  • Cancel Card. Your bank/credit card company should have done this as soon as you reported your lost or stolen card to them, but it’s a good idea to confirm.  If you have any payees that automatically charge an expense to your credit card, you will need to notify them of your new card number and expiry date.

Credit Card

3. What to Do if You Miss Your Flight

On rare occasions, missing your scheduled flight is inescapable!  Your connecting flight ran late, and, unless the airline is transferring your luggage, you had to wait at Baggage Claim to claim your luggage and then recheck it.  By the time you’ve done all that….you race to the departure gate just in time to see the agents turn off the departure info light and saunter away..….”Oh, great….I just missed my flight!”  Here’s what you need to do:

  • If your flight is late in arriving and, subsequently, you miss your connecting flight (with the same airline), your airline will do what it can to put you on the next available flight to your destination.  If you missed the last flight of the day, depending on what the Contract of Carriage states, the airline may offer a voucher for an overnight hotel room or at least a food voucher.  If they don’t make the offer – ask….nicely!  They may say ‘no’….but they just may say ‘yes’, even if they are not required to do so.
  • If you miss your flight due to your own tardiness….look for the nearest “Buy Tickets” line-up.  That’s the one you’ll need to go to.  You, my friend, are out of luck – the airline is under no obligation to refund you, or put you on another flight, and they won’t.
  • If the airline makes a change to your scheduled flight, they are under no obligation to make compensation to you except for the price of the ticket you paid for the original flight.  Nor will they refund you if the new flight you book costs more than the original flight or if you need to stay overnight in a hotel.

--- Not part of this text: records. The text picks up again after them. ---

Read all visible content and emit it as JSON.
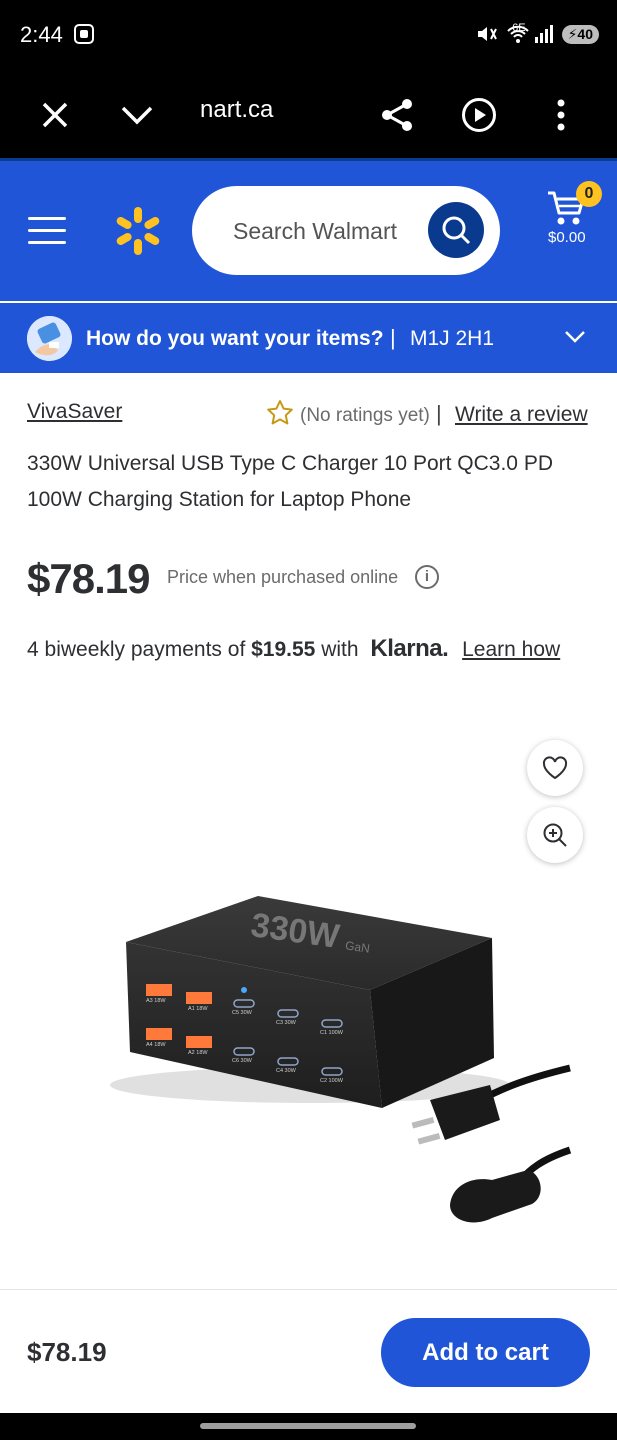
{
  "status_bar": {
    "time": "2:44",
    "network": "6E",
    "battery": "40"
  },
  "browser": {
    "url": "nart.ca"
  },
  "header": {
    "search_placeholder": "Search Walmart",
    "cart_count": "0",
    "cart_total": "$0.00",
    "accent_color": "#1f55d6",
    "spark_color": "#ffc220"
  },
  "delivery": {
    "prompt": "How do you want your items?",
    "separator": "|",
    "postal_code": "M1J 2H1"
  },
  "product": {
    "brand": "VivaSaver",
    "rating_text": "(No ratings yet)",
    "rating_separator": "|",
    "write_review": "Write a review",
    "title": "330W Universal USB Type C Charger 10 Port QC3.0 PD 100W Charging Station for Laptop Phone",
    "price": "$78.19",
    "price_note": "Price when purchased online",
    "info_icon_label": "i",
    "klarna": {
      "prefix": "4 biweekly payments of",
      "amount": "$19.55",
      "with": "with",
      "logo": "Klarna.",
      "link": "Learn how"
    },
    "image": {
      "brand_print": "330W",
      "tech_print": "GaN",
      "port_labels": [
        "A3 18W",
        "A1 18W",
        "C5 30W",
        "C3 30W",
        "C1 100W",
        "A4 18W",
        "A2 18W",
        "C6 30W",
        "C4 30W",
        "C2 100W"
      ]
    }
  },
  "footer": {
    "price": "$78.19",
    "add_to_cart": "Add to cart"
  }
}
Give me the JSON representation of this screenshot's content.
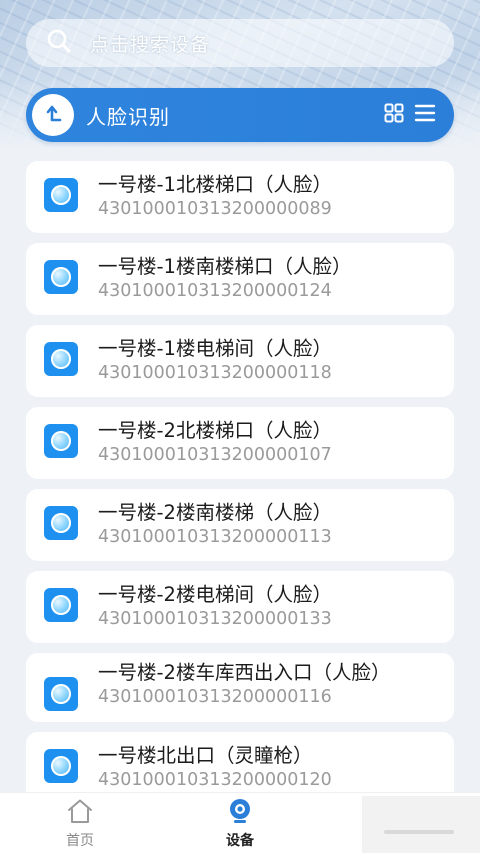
{
  "search": {
    "placeholder": "点击搜索设备"
  },
  "category": {
    "title": "人脸识别",
    "icons": [
      "back-up-icon",
      "grid-view-icon",
      "list-view-icon"
    ]
  },
  "devices": [
    {
      "name": "一号楼-1北楼梯口（人脸）",
      "code": "430100010313200000089"
    },
    {
      "name": "一号楼-1楼南楼梯口（人脸）",
      "code": "430100010313200000124"
    },
    {
      "name": "一号楼-1楼电梯间（人脸）",
      "code": "430100010313200000118"
    },
    {
      "name": "一号楼-2北楼梯口（人脸）",
      "code": "430100010313200000107"
    },
    {
      "name": "一号楼-2楼南楼梯（人脸）",
      "code": "430100010313200000113"
    },
    {
      "name": "一号楼-2楼电梯间（人脸）",
      "code": "430100010313200000133"
    },
    {
      "name": "一号楼-2楼车库西出入口（人脸）",
      "code": "430100010313200000116"
    },
    {
      "name": "一号楼北出口（灵瞳枪）",
      "code": "430100010313200000120"
    }
  ],
  "tabs": [
    {
      "label": "首页",
      "icon": "home-icon",
      "active": false
    },
    {
      "label": "设备",
      "icon": "camera-icon",
      "active": true
    }
  ],
  "colors": {
    "accent": "#2b7fd8",
    "device_icon": "#1e90f0",
    "code_text": "#9a9a9a"
  }
}
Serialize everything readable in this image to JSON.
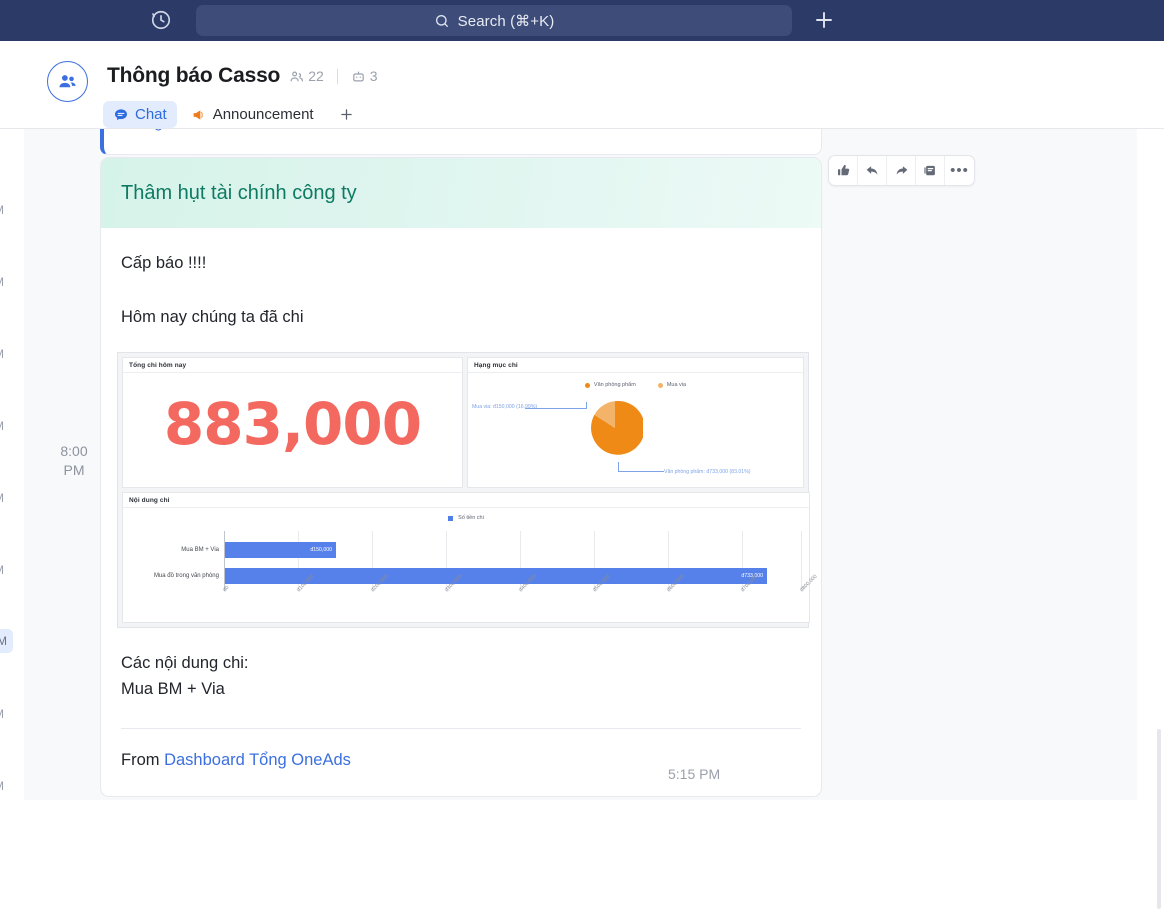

Travel Tips:

* Consider getting a credit card strictly for travel which has a manageable maximum credit limit – say $500 or $1000.  If it is stolen, at least the thief won’t be able to go on a major shopping spree!

* Consider carrying a ‘dummy’ wallet that you can hand over if ever you are mugged.  Fill it with a few dollar bills, an expired credit card, even business cards which you have collected from local businesses (not one of your own business cards).

* Take a photo of all your travel documents and store the photos on your cell phone.  Or, make two photocopies of all your travel documents – itinerary (include phone numbers for hotels), passport, visas, etc.  Give one copy to a trusted friend or family member at home.  Carry the second copy with you separate from your original documents.

As mentioned earlier, so much of travel safety depends on how informed you are before you travel, and what you know about dealing with less than ideal situations that may arise on a trip.

Check back soon for important travel tips on how to protect your valuable passport and what to do if it is stolen or lost.

Written by Emma Ghattas